Mention China’s emerging missions movement, and the topic of China’s Belt and Road Initiative (BRI) will almost surely follow. The ensuing conversation usually focuses on two aspects of BRI, namely, its geographic scope and business as the vehicle by which Chinese entities will engage with BRI nations. Chinese missionaries who follow the Belt and Road—so the logic goes—will be able to travel to some of the nations least reached with the gospel. Business platforms will provide the means to do so.

As Chinese foreign policy analyst Nadege Rolland points out, BRI is much more than a plan to provide infrastructure projects for China’s neighbors to the West and South. In this informative podcast from the National Bureau of Asian Research, Rolland details the multi-pronged purpose of what she describes as Chinese President Xi Jinping’s “organizing foreign policy principle,” including the areas of:

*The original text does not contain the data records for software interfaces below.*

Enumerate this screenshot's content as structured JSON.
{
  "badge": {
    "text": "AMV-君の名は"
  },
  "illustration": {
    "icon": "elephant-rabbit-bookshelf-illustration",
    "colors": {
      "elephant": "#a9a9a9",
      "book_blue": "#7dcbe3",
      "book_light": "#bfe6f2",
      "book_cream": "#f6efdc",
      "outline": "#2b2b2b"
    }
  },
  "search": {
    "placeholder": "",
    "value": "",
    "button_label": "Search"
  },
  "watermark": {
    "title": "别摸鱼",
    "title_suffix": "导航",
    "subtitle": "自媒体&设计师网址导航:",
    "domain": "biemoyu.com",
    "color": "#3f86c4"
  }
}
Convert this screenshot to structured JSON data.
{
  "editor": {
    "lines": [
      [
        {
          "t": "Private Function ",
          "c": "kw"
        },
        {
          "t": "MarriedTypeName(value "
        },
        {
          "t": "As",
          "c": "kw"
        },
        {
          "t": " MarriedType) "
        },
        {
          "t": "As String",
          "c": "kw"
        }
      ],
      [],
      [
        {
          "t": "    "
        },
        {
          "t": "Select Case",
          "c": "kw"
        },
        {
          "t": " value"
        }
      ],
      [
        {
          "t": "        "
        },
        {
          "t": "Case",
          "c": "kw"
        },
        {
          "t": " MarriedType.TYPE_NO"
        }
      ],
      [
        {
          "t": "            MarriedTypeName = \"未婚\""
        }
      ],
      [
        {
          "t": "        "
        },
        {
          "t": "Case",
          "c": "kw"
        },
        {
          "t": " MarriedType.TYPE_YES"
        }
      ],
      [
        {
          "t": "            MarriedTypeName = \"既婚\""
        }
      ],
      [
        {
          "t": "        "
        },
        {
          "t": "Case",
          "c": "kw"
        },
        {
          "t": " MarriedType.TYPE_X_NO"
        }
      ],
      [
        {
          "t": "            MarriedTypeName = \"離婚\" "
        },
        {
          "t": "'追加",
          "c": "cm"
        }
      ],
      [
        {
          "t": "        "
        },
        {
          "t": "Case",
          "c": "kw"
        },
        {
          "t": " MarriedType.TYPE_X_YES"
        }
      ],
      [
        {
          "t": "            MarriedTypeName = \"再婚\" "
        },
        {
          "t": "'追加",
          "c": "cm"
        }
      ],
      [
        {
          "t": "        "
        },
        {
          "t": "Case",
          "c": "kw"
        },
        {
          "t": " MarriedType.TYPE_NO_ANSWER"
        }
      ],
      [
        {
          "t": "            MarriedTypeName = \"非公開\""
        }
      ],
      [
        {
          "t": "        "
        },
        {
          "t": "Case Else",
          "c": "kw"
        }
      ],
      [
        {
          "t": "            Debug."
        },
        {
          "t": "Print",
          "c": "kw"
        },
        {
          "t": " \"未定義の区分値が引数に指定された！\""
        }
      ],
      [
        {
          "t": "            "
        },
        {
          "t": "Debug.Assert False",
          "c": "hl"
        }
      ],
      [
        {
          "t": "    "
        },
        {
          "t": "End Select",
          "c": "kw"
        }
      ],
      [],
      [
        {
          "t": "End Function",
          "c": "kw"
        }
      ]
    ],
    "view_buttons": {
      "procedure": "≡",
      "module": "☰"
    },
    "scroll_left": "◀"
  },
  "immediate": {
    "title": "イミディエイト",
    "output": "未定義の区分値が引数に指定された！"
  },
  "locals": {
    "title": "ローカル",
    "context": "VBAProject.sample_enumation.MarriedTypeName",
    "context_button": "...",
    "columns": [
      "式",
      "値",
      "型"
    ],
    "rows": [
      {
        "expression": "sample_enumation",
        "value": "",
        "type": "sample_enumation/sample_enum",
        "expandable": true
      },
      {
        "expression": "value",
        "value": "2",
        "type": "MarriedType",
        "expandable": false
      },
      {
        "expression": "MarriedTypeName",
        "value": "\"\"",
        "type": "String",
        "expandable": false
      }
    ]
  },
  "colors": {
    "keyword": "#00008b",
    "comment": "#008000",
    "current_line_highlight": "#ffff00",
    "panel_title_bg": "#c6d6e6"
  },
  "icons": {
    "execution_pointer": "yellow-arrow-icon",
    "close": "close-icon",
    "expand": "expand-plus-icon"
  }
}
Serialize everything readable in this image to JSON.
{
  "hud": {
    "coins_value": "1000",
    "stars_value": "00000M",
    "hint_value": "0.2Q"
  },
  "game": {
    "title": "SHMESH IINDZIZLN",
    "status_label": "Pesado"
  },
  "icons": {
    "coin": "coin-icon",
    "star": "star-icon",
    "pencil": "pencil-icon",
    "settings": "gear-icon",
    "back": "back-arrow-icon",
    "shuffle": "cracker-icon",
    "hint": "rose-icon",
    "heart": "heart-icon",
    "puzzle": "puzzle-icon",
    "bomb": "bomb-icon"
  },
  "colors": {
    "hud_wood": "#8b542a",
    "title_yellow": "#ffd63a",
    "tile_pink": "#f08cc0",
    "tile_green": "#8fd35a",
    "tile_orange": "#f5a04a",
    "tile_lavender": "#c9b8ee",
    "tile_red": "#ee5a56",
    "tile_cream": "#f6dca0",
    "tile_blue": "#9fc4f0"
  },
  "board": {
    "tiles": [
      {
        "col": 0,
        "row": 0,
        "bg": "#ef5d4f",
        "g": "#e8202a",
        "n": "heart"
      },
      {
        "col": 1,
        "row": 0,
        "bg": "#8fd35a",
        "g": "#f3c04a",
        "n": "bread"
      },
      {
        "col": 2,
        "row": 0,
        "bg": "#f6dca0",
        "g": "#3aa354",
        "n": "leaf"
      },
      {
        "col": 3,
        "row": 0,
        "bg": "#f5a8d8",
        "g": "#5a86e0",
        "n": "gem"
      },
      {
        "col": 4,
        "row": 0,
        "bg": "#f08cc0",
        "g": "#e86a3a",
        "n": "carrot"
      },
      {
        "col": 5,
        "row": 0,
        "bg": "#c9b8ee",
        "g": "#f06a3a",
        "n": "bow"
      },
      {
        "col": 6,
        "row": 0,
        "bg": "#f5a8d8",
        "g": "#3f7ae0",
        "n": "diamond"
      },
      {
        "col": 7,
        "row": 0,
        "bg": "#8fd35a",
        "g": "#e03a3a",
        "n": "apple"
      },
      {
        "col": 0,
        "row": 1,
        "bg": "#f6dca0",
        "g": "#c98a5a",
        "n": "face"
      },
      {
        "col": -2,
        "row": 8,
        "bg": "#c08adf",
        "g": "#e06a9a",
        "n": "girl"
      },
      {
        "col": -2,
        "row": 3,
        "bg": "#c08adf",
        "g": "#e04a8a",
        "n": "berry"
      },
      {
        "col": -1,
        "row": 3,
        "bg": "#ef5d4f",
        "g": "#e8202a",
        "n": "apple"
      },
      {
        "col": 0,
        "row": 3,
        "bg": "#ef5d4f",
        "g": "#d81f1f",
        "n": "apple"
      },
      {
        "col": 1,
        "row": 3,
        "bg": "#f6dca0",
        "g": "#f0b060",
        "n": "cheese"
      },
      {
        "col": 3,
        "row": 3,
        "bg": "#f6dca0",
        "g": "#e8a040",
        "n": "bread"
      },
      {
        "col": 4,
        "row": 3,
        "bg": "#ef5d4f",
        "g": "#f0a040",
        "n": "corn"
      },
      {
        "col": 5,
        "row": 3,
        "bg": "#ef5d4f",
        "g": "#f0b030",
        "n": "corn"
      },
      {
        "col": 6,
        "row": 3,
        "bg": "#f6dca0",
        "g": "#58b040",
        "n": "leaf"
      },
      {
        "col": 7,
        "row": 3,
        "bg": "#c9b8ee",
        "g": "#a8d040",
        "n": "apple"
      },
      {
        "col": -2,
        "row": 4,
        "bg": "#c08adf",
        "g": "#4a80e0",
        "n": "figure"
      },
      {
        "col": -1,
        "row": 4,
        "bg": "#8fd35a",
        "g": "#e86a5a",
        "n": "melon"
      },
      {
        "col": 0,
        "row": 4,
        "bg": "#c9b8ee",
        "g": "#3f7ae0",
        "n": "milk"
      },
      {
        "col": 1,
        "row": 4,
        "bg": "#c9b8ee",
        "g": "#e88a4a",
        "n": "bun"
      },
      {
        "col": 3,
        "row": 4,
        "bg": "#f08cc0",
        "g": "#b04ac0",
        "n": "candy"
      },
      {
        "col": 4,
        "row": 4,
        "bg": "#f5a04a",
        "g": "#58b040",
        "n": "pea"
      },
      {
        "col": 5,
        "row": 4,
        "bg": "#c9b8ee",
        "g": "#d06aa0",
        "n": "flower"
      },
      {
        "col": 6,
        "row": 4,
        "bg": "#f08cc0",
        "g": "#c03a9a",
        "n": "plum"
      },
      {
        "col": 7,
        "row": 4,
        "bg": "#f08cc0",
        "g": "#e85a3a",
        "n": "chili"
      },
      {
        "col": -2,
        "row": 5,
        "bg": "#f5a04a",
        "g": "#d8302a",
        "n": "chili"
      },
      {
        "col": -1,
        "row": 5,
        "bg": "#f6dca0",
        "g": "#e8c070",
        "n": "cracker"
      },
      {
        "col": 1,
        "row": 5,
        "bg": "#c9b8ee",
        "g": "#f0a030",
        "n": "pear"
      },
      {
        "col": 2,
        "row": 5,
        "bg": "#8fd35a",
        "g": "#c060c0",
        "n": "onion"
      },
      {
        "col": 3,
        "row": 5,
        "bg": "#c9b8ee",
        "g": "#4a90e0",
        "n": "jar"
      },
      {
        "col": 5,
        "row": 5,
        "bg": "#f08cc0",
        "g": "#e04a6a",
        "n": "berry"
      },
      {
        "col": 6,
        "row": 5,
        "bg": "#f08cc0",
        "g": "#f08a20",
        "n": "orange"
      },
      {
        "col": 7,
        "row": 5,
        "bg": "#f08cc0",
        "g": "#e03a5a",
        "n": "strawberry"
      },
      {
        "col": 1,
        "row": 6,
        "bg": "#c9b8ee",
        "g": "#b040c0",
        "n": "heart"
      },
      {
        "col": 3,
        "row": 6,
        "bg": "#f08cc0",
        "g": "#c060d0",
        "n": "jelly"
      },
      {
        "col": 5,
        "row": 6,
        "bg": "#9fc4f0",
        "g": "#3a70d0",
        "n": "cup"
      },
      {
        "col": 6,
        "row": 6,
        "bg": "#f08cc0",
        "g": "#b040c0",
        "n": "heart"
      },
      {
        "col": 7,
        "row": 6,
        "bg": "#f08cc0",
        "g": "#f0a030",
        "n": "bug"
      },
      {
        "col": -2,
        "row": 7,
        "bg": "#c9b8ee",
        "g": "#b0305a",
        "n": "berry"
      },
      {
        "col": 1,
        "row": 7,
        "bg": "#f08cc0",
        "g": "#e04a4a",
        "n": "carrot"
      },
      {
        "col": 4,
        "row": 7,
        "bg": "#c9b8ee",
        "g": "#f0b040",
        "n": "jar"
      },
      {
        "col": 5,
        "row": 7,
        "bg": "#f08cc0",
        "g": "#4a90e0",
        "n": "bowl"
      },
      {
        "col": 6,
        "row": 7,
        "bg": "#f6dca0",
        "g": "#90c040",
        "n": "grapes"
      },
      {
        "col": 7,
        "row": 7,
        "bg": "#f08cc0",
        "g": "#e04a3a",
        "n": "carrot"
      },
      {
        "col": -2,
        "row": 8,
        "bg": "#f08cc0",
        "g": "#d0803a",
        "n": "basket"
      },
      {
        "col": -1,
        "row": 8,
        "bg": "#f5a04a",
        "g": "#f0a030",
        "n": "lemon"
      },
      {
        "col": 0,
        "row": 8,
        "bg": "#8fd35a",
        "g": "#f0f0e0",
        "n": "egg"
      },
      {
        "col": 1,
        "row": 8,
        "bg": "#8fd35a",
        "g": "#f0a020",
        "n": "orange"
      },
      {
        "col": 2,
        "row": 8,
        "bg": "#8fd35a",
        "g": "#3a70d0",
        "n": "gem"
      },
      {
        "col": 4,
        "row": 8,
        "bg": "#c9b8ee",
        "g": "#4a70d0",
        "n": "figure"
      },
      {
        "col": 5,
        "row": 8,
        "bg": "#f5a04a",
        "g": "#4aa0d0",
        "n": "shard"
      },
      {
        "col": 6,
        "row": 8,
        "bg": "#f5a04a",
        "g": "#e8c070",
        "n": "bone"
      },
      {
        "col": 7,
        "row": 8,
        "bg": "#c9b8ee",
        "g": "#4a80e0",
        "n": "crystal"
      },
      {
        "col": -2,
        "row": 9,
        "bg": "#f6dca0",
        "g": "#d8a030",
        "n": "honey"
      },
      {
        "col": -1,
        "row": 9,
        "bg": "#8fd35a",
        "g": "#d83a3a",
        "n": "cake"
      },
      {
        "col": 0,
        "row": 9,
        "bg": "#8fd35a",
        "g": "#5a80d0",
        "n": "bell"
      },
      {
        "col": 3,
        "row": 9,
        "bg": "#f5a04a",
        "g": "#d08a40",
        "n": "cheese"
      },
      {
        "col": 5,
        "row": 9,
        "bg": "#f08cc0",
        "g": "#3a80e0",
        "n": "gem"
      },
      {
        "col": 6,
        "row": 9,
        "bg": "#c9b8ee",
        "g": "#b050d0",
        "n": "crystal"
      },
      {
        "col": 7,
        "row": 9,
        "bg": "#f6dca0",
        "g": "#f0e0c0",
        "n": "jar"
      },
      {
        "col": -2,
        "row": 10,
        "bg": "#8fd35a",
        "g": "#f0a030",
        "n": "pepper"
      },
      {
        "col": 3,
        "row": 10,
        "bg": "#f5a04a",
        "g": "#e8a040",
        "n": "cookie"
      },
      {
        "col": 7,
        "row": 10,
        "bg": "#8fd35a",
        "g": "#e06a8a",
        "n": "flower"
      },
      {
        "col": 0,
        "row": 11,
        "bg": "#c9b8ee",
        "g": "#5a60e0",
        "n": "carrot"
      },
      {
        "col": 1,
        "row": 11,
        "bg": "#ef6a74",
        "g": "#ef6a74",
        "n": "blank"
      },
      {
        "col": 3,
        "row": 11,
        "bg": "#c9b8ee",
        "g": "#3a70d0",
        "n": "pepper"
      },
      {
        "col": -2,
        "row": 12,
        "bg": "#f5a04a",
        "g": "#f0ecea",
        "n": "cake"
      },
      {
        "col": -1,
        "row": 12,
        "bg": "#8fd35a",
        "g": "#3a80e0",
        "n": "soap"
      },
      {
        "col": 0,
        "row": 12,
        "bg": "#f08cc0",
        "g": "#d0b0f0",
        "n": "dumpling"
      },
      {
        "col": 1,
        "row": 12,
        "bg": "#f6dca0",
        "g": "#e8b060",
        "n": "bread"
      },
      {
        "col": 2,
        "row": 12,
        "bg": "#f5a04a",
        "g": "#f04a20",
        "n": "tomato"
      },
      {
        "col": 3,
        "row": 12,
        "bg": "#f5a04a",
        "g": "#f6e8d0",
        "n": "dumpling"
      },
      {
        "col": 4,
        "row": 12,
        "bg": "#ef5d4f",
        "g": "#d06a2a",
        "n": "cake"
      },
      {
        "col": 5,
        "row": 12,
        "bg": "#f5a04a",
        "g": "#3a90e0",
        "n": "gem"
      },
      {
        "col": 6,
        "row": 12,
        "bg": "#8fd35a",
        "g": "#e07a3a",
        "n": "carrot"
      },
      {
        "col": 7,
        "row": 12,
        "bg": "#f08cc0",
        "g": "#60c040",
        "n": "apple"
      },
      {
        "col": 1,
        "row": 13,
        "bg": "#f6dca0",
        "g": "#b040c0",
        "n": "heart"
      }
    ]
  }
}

  • Policy cooperation
  • Financial integration
  • Trade
  • People-to-people exchanges

The official objective is “creation of a community of common destiny” for a region containing two-thirds of the world’s population and accounting for half of the global GPD.

Following the Belt and Road, not just geographically, but as a foreign policy concept, Rolland sees the initiative as “Xi’s baby,” the means by which China will realize the great rejuvenation of the nation and return to its role as the dominant power in the region. As it has expanded in scope, BRI has become a truly global project. It now encompasses the African continent, Latin America, the Arctic, and even outer space. There is also a “Digital Silk Road.”

Rolland, who literally wrote the book on BRI, did not set out to become a world authority on what she describes as “the project of a century.” She hopes that others will pick up where she has left off in order to gauge how Xi’s grand vision is impacting countries along the Belt and Road. Raising some “existential questions” at the close of the podcast, Rolland hints at where the Belt and Road may actually lead. For now, her analysis stands as some of the most thorough available and should be required reading (or listening) for those who are serious about following China’s Belt and Road.

Image credit: On the road dow via Flickr.
Brent Fulton

Brent Fulton

Brent Fulton is the president of ChinaSource and the editor of the ChinaSource Quarterly. Prior to assuming his current position, he served from 1995 to 2000 as the managing director of the Institute for Chinese Studies at Wheaton College. From 1987 to 1995 he served as founding US director of... View Full Bio